■ Problem statement:
Gather up every line from the entries below that uses the word "icon".

■ The records:

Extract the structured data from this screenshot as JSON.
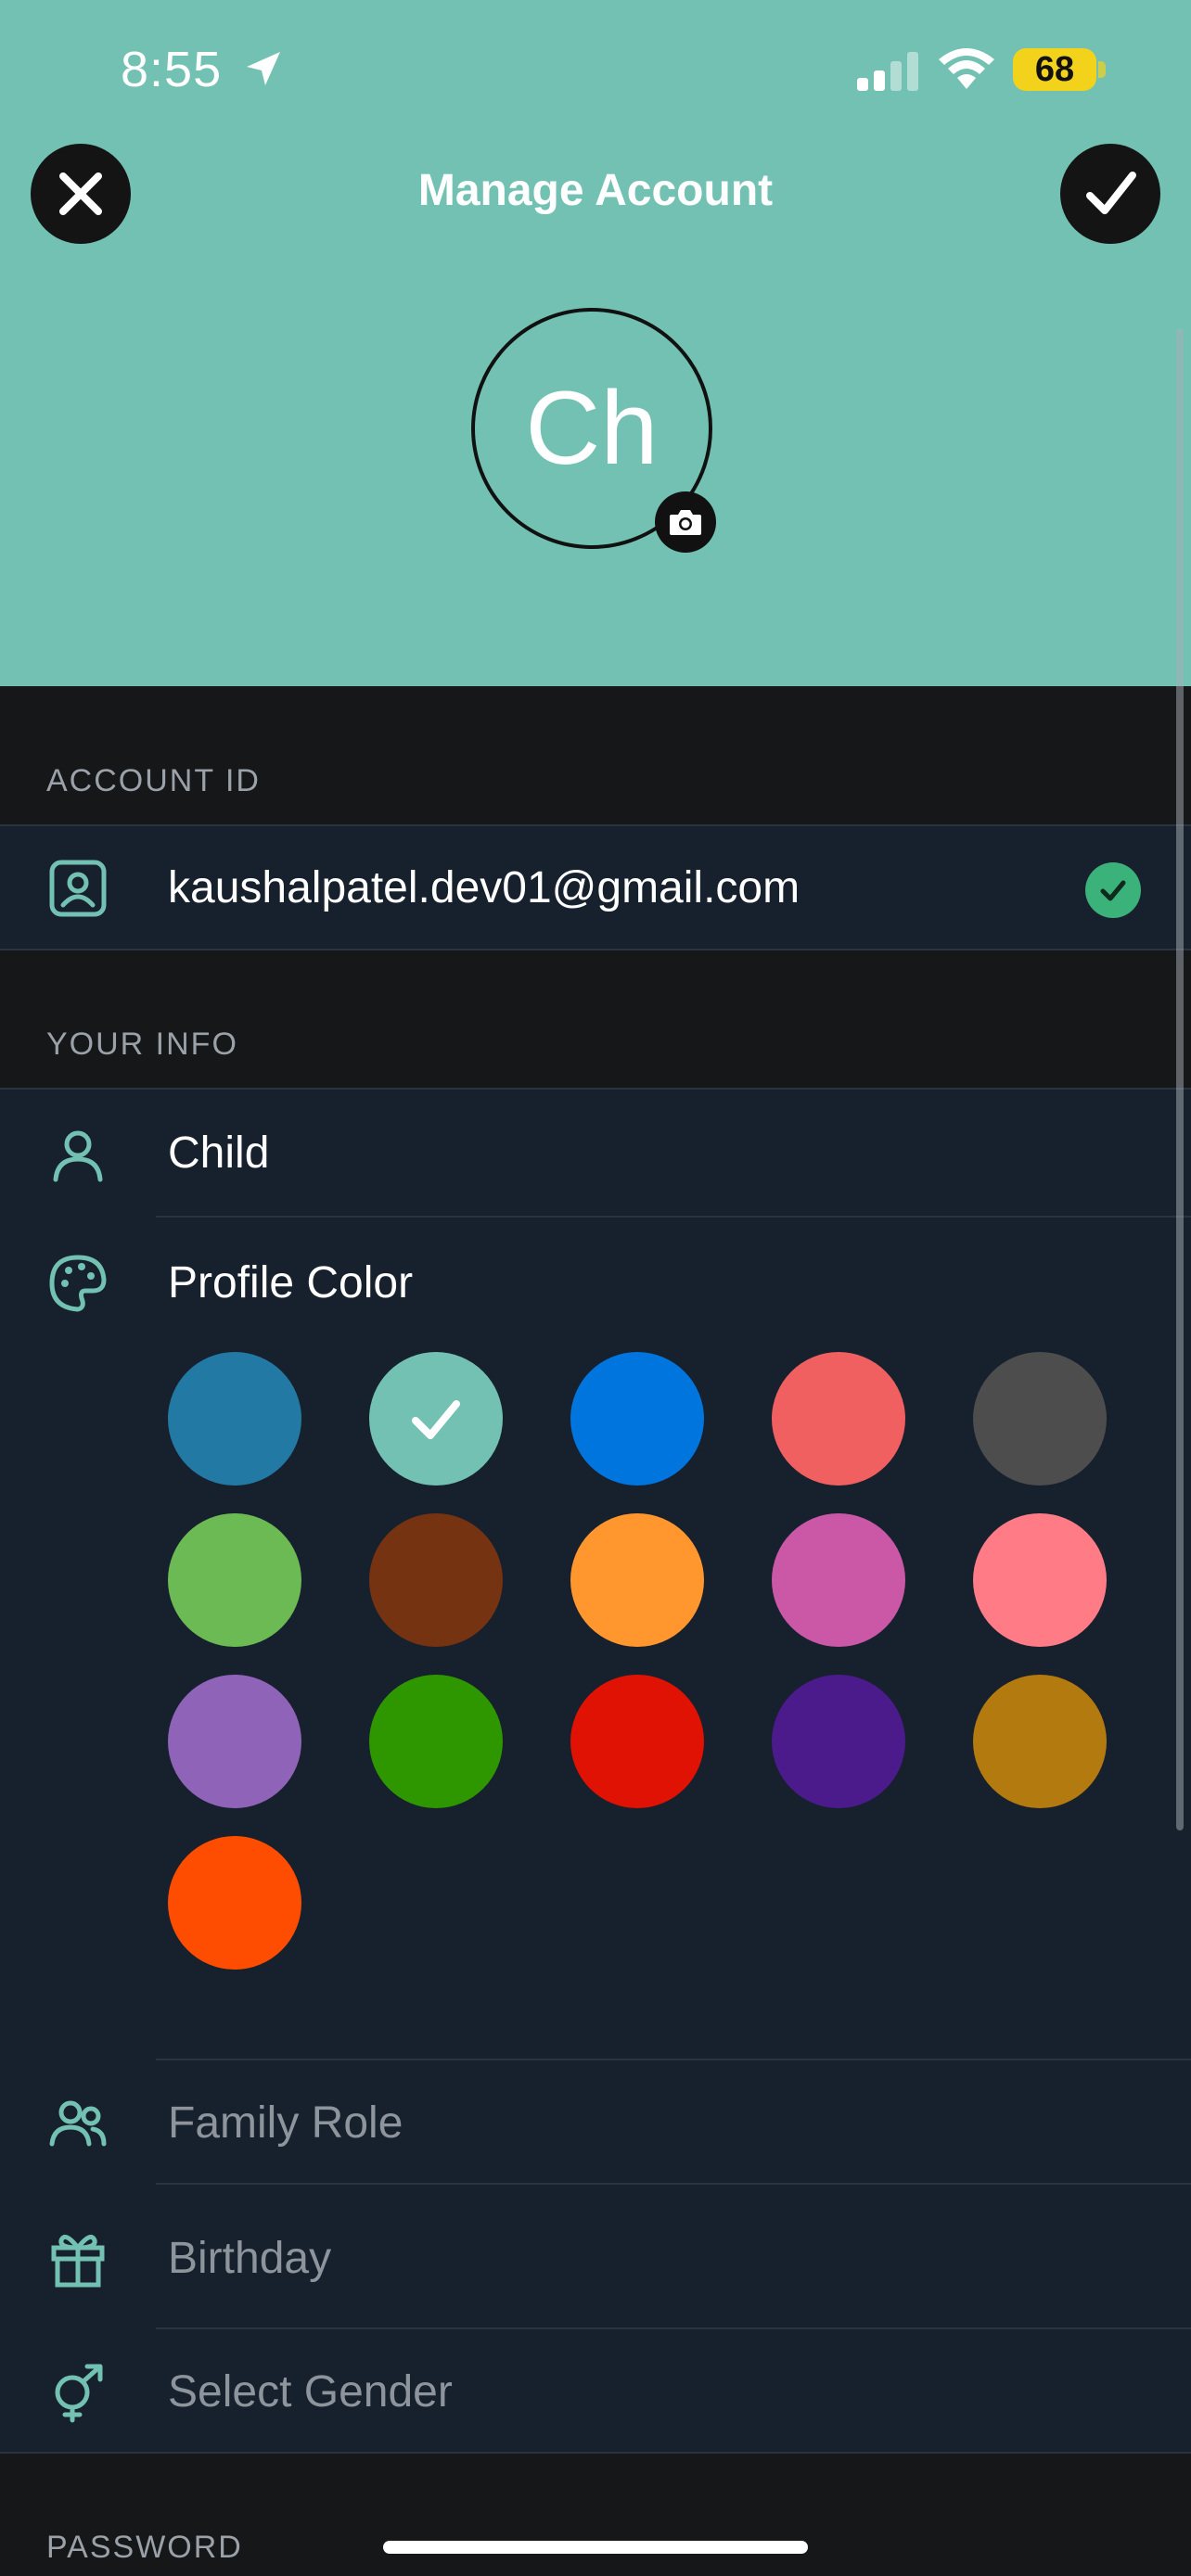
{
  "status_bar": {
    "time": "8:55",
    "battery": "68"
  },
  "header": {
    "title": "Manage Account",
    "close_icon": "close-icon",
    "confirm_icon": "check-icon",
    "avatar_initials": "Ch",
    "camera_icon": "camera-icon",
    "background_color": "#72c1b2"
  },
  "account_section": {
    "label": "ACCOUNT ID",
    "icon": "contact-card-icon",
    "email": "kaushalpatel.dev01@gmail.com",
    "verified_icon": "verified-check-icon"
  },
  "info_section": {
    "label": "YOUR INFO",
    "name": {
      "icon": "person-icon",
      "value": "Child"
    },
    "profile_color": {
      "icon": "palette-icon",
      "label": "Profile Color",
      "selected_index": 1,
      "colors": [
        "#2279a3",
        "#72c1b2",
        "#0075dd",
        "#f06060",
        "#4d4d4d",
        "#6bba53",
        "#763312",
        "#ff962e",
        "#ca58a7",
        "#ff7c87",
        "#8f63b8",
        "#2e9700",
        "#e01204",
        "#4b1b8c",
        "#b37a10",
        "#ff4d00"
      ]
    },
    "family_role": {
      "icon": "people-icon",
      "placeholder": "Family Role"
    },
    "birthday": {
      "icon": "gift-icon",
      "placeholder": "Birthday"
    },
    "gender": {
      "icon": "gender-icon",
      "placeholder": "Select Gender"
    }
  },
  "password_section": {
    "label": "PASSWORD"
  },
  "accent_color": "#72c1b2"
}
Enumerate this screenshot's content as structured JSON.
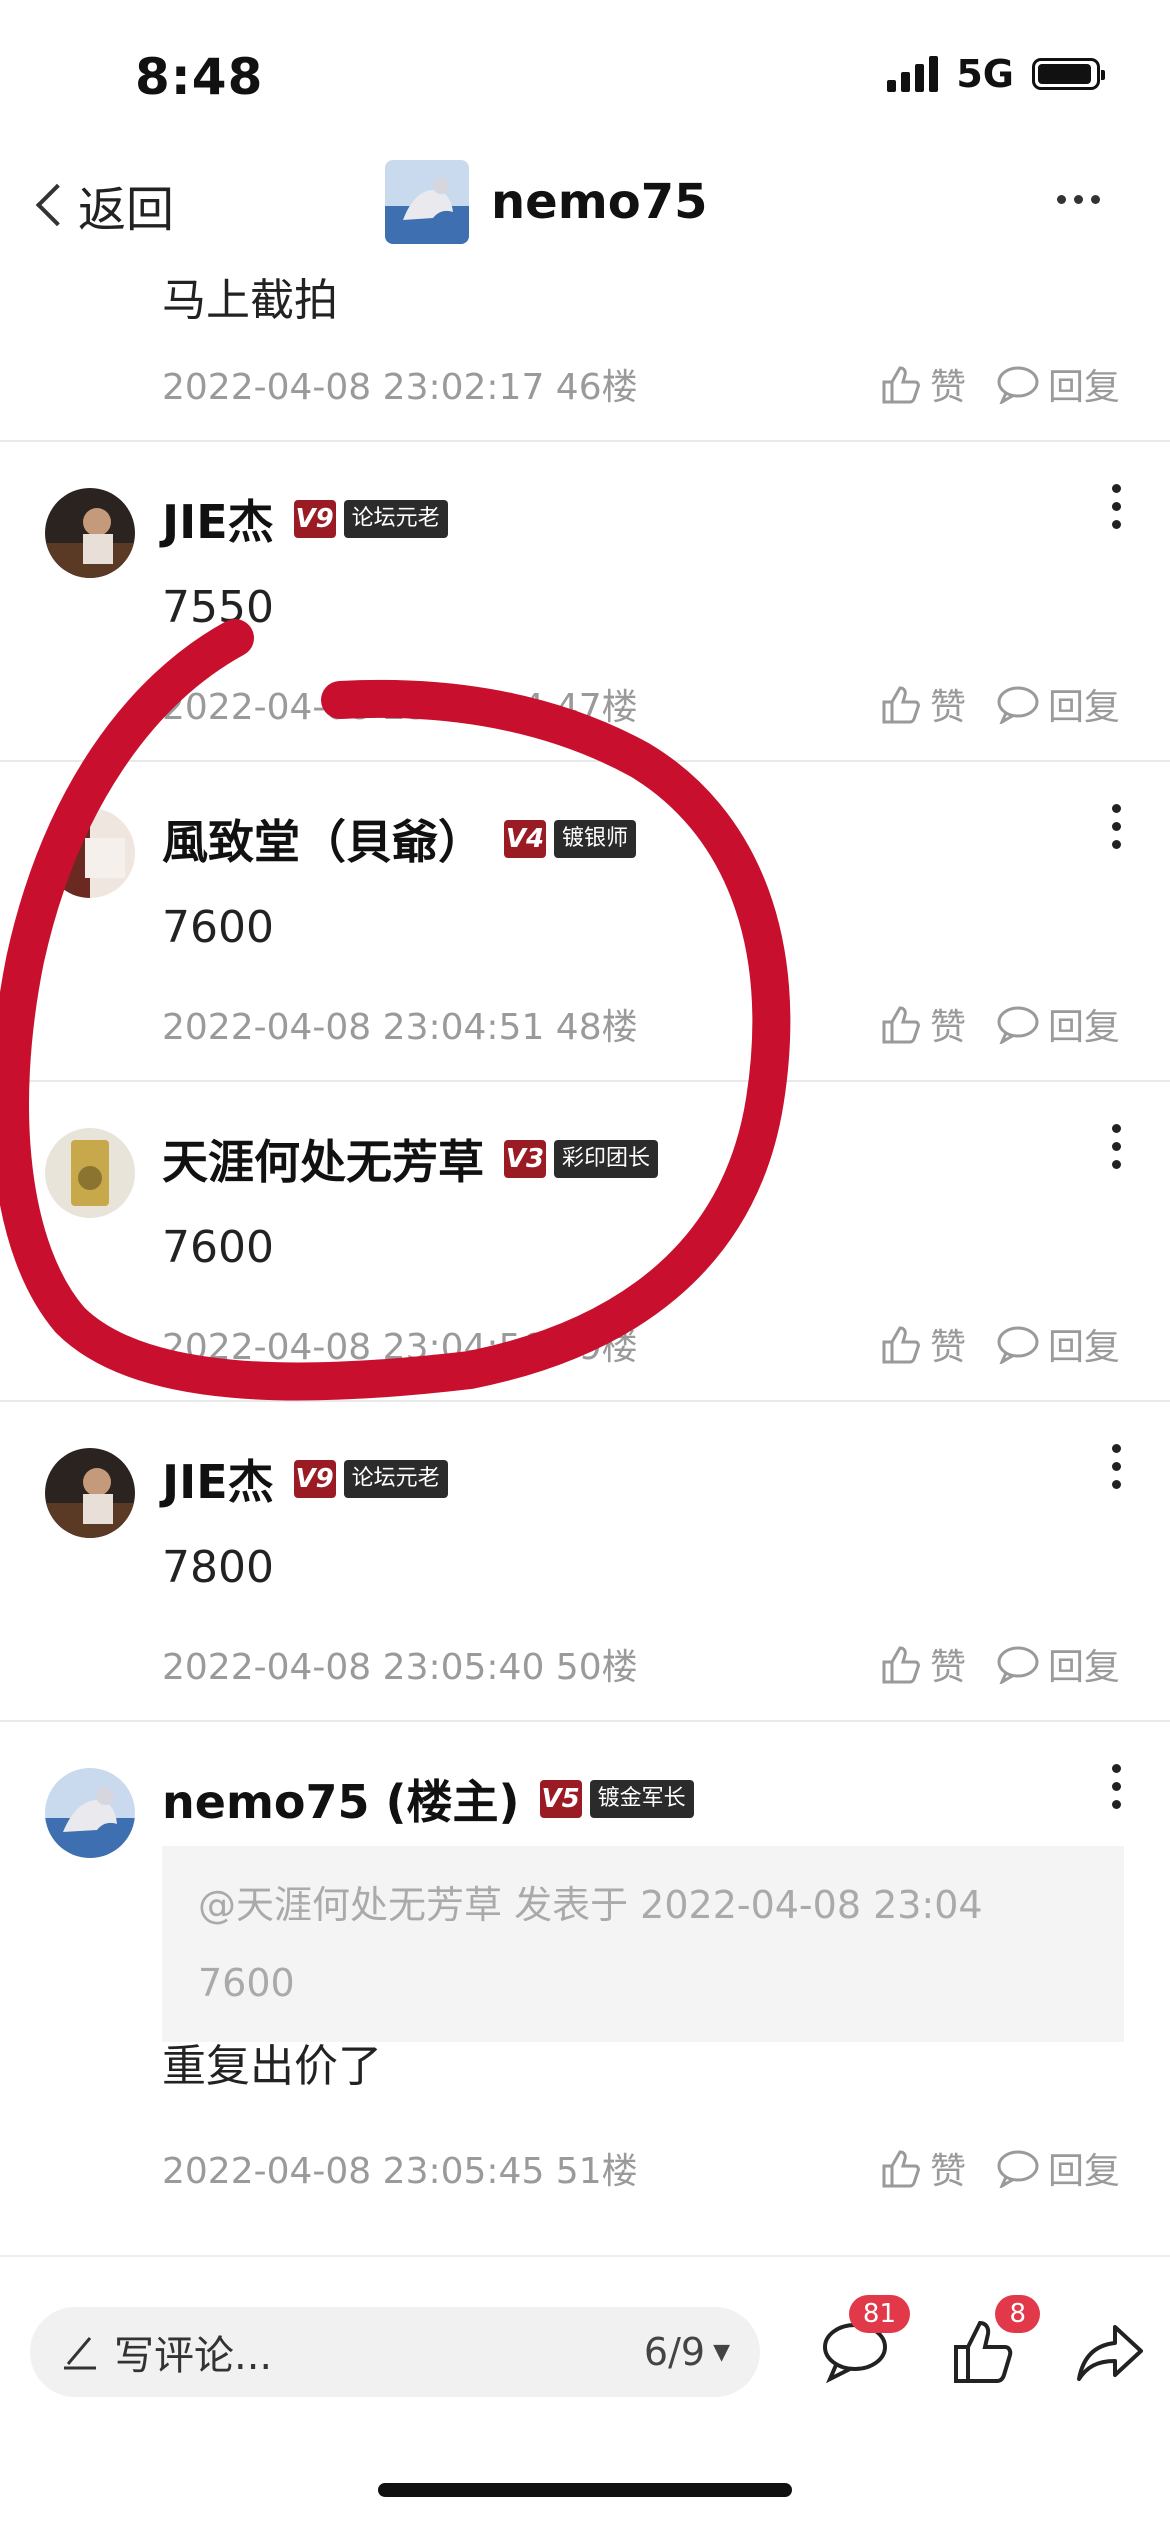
{
  "status": {
    "time": "8:48",
    "network": "5G"
  },
  "nav": {
    "back_label": "返回",
    "title": "nemo75"
  },
  "top_partial": {
    "content": "马上截拍",
    "meta": "2022-04-08 23:02:17  46楼"
  },
  "actions": {
    "like": "赞",
    "reply": "回复"
  },
  "posts": [
    {
      "name": "JIE杰",
      "level": "V9",
      "title": "论坛元老",
      "content": "7550",
      "meta": "2022-04-08 23:03:24  47楼"
    },
    {
      "name": "風致堂（貝爺）",
      "level": "V4",
      "title": "镀银师",
      "content": "7600",
      "meta": "2022-04-08 23:04:51  48楼"
    },
    {
      "name": "天涯何处无芳草",
      "level": "V3",
      "title": "彩印团长",
      "content": "7600",
      "meta": "2022-04-08 23:04:56  49楼"
    },
    {
      "name": "JIE杰",
      "level": "V9",
      "title": "论坛元老",
      "content": "7800",
      "meta": "2022-04-08 23:05:40  50楼"
    },
    {
      "name": "nemo75 (楼主)",
      "level": "V5",
      "title": "镀金军长",
      "quote_line1": "@天涯何处无芳草 发表于 2022-04-08 23:04",
      "quote_line2": "7600",
      "content": "重复出价了",
      "meta": "2022-04-08 23:05:45  51楼"
    }
  ],
  "bottom": {
    "placeholder": "写评论...",
    "page": "6/9",
    "comment_count": "81",
    "like_count": "8"
  },
  "colors": {
    "annotation": "#c8102e",
    "badge_level": "#9b1b24",
    "notify": "#e2394a"
  }
}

■ Exercise response:
    "close_icon": "close-icon",
    "confirm_icon": "check-icon",
    "camera_icon": "camera-icon",
    "icon": "contact-card-icon",
    "verified_icon": "verified-check-icon"
      "icon": "person-icon",
      "icon": "palette-icon",
      "icon": "people-icon",
      "icon": "gift-icon",
      "icon": "gender-icon",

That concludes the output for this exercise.